Lake Louise was unbelievably stunning, as was Bow Lake. They're both fed by glaciers and the processes that take place during the movement of the glacier have lasting effects on the water giving them their crystal clear, blue colour. Peyto Lake we viewed from a farther vantage point but was again incomprehensibly blue and magnificent. Last was the glacier experience, which was again hard to believe. I'll admit I was a little underwhelmed by the view of the glacier from the Discovery Centre but when you consider how much its retreated due to climate change and you think about how far down the valley it used to stretch, you take back that thought. Stepping onto the glacier however, was exhilarating; the wind speeds that day were up to 100kmph which made it much colder than we were assured it usually was!

 Lake Louise.

 Bow Lake.

 Peyto Lake.

The Athabasca glacier and Skywalk.

Waterfoul Lake.

Since returning home I've been in a perpetual state of holiday blues, so much so that its turning into a case of holiday mean reds (brownie points for those of you who understood the Breakfast At Tiffany's reference there)! I don't think I'll ever be able to get over the abundance of such pristine scenery; the staggering magnitude of the mountains that surrounded Banff were homely rather than imposing and the gentle flow of the river inspired adventure. I couldn't bear to leave at the time as back home I had no job to go back to, no house of my own and many of my friends were either back at university or settling into new jobs far from me. Two weeks was no where near enough.

Views from the summit of Tunnel Mountain.

Our last night in Banff was one of my favourite from the holiday; as it was the last night in Banff for a few of us that had met that week so we decided to get our little squad together for a takeaway, film and trip to the pub. It was the perfect evening to round off our time together and it was so lovely to think of how much fun we'd all had hanging out that week when we'd only met seven days prior. Charli, Emile, Alex, Kurt, Jacob and Marc I am so grateful to you all for your company that week, it truly made the trip.

Upon arriving back in Calgary with Charli for our final two days in Canada we returned to some of favourite spots and discovered some new ones. On our last full day we went up Calgary Tower to marvel at how insanely flat Calgary really is and gaze longingly in the direction of the mountains and Banff. There was not a single cloud in the sky and we were blessed with gorgeous weather yet again for our final day. We also went to an ice hockey game that night to see the Calgary Flames play the Winnipeg Jets which was unbelievably good fun. I played hockey for years in school so I really enjoyed the match and was blown away by what a spectacle of a show the game was with flame throwers, half time shows and bizarre competitions literally every five minutes.

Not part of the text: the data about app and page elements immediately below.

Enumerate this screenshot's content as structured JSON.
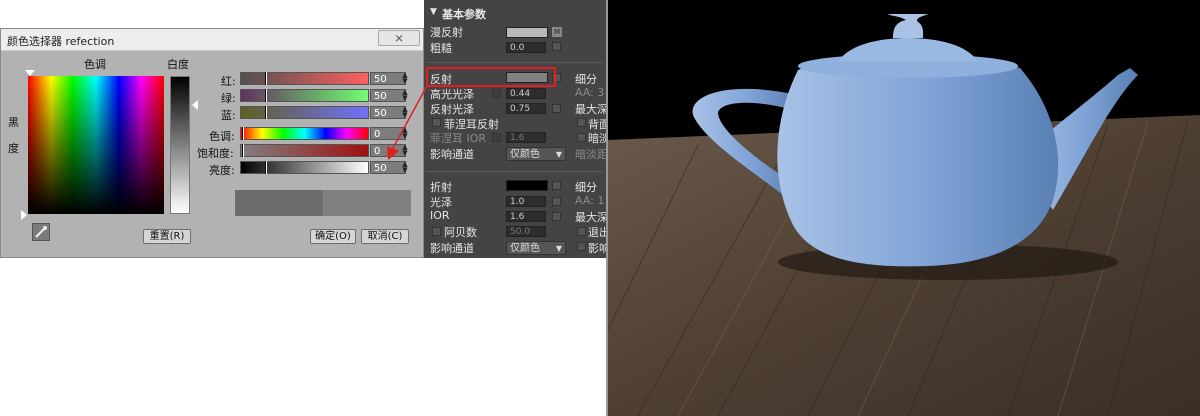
{
  "dialog": {
    "title": "颜色选择器 refection",
    "close_label": "⨯",
    "hue_label": "色调",
    "whiteness_label": "白度",
    "blackness_label_top": "黑",
    "blackness_label_bottom": "度",
    "channels": [
      {
        "label": "红:",
        "value": "50"
      },
      {
        "label": "绿:",
        "value": "50"
      },
      {
        "label": "蓝:",
        "value": "50"
      },
      {
        "label": "色调:",
        "value": "0"
      },
      {
        "label": "饱和度:",
        "value": "0"
      },
      {
        "label": "亮度:",
        "value": "50"
      }
    ],
    "reset_label": "重置(R)",
    "ok_label": "确定(O)",
    "cancel_label": "取消(C)"
  },
  "panel": {
    "section_title": "基本参数",
    "diffuse": {
      "label": "漫反射",
      "map_label": "M"
    },
    "roughness": {
      "label": "粗糙",
      "value": "0.0"
    },
    "reflect": {
      "label": "反射",
      "subdivs_label": "细分"
    },
    "hilight_gloss": {
      "label": "高光光泽",
      "value": "0.44",
      "right": "AA: 3"
    },
    "refl_gloss": {
      "label": "反射光泽",
      "value": "0.75",
      "right": "最大深"
    },
    "fresnel": {
      "label": "菲涅耳反射",
      "right": "背面"
    },
    "fresnel_ior": {
      "label": "菲涅耳 IOR",
      "value": "1.6",
      "right": "暗淡"
    },
    "exit_color": {
      "label": "影响通道",
      "option": "仅颜色",
      "right": "暗淡距"
    },
    "refract": {
      "label": "折射",
      "subdivs_label": "细分"
    },
    "glossiness": {
      "label": "光泽",
      "value": "1.0",
      "right": "AA: 1"
    },
    "ior": {
      "label": "IOR",
      "value": "1.6",
      "right": "最大深"
    },
    "abbe": {
      "label": "阿贝数",
      "value": "50.0",
      "right": "退出"
    },
    "refr_channels": {
      "label": "影响通道",
      "option": "仅颜色",
      "right": "影响"
    }
  },
  "colors": {
    "dialog_bg": "#b2b2b2",
    "panel_bg": "#444444",
    "highlight_red": "#e02020",
    "teapot_blue": "#7fa3d6",
    "table_wood": "#5b4a3c",
    "reflect_swatch": "#808080",
    "refract_swatch": "#000000"
  },
  "icons": {
    "eyedropper": "eyedropper-icon",
    "close": "close-icon"
  }
}
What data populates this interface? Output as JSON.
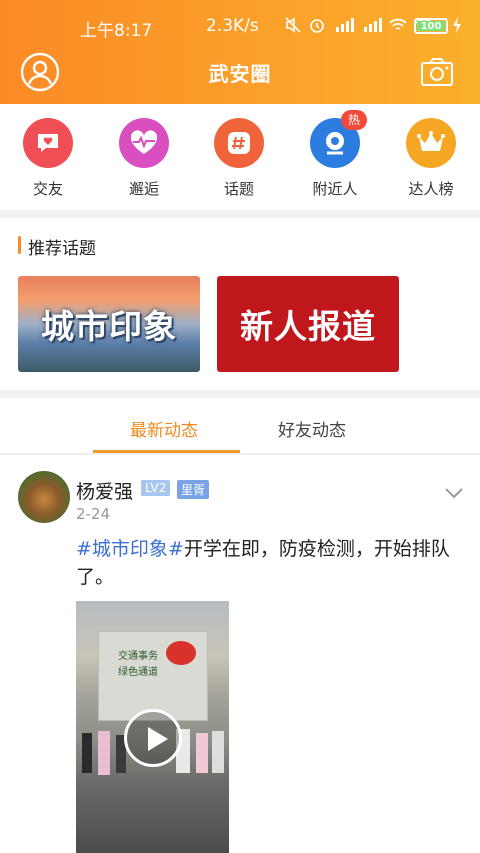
{
  "status_bar": {
    "time": "上午8:17",
    "network_speed": "2.3K/s",
    "battery": "100",
    "icons": [
      "mute-icon",
      "alarm-icon",
      "signal-hd-icon",
      "signal-hd-icon",
      "wifi-icon",
      "wifi-icon",
      "battery-icon",
      "charging-icon"
    ]
  },
  "header": {
    "title": "武安圈",
    "left_icon": "profile-icon",
    "right_icon": "camera-icon",
    "gradient": [
      "#fb8a26",
      "#fbb02c"
    ]
  },
  "quick_menu": [
    {
      "label": "交友",
      "icon": "heart-chat-icon",
      "color": "#f04f55"
    },
    {
      "label": "邂逅",
      "icon": "heartbeat-icon",
      "color": "#d94fc0"
    },
    {
      "label": "话题",
      "icon": "hashtag-icon",
      "color": "#f0643c"
    },
    {
      "label": "附近人",
      "icon": "location-person-icon",
      "color": "#2d7de0",
      "badge": "热"
    },
    {
      "label": "达人榜",
      "icon": "crown-icon",
      "color": "#f5a623"
    }
  ],
  "recommended": {
    "title": "推荐话题",
    "cards": [
      {
        "label": "城市印象"
      },
      {
        "label": "新人报道"
      }
    ]
  },
  "tabs": {
    "latest": "最新动态",
    "friends": "好友动态",
    "active": "latest"
  },
  "post": {
    "author": "杨爱强",
    "level": "LV2",
    "badge": "里胥",
    "date": "2-24",
    "hashtag": "#城市印象#",
    "text": "开学在即，防疫检测，开始排队了。",
    "video_sign": [
      "交通事务",
      "绿色通道"
    ]
  },
  "accent": "#f08a1d"
}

This post actually falls inline with the most wonderful news, I found out today that my application to go back to Canada on a working holiday visa has progressed to the next stage and so this time next year I might be writing to you from Canada! I am desperate to get back, I just did not get enough. And while I am very happy with my pictures, they feel like holiday snaps to me rather than considered photographs which I would publish as obviously I didn't have time to sit around each day waiting for the perfect shot. If I go back next year I'll have more than enough time to get my arse in gear and chase the best photographs, I want to capture the scenery at it's very finest.

So there you go that was our trip! I have of course shortened it considerably as so many wonderful things happened and so many photographs were taken I couldn't possibly put them all in one post but you get a good flavour. It truly was the trip of a lifetime and I feel so blessed to have been able to see the things I did. I should also say a huge thank you to Sophie for not getting sick of me while we were there and for making the trip the two best weeks of my life, I owe you big time darling.

This may be my last post for 2016 so if I don't speak to you before hand, I wish you all the most delightfully festive of Christmas' and a happy and peaceful New Year.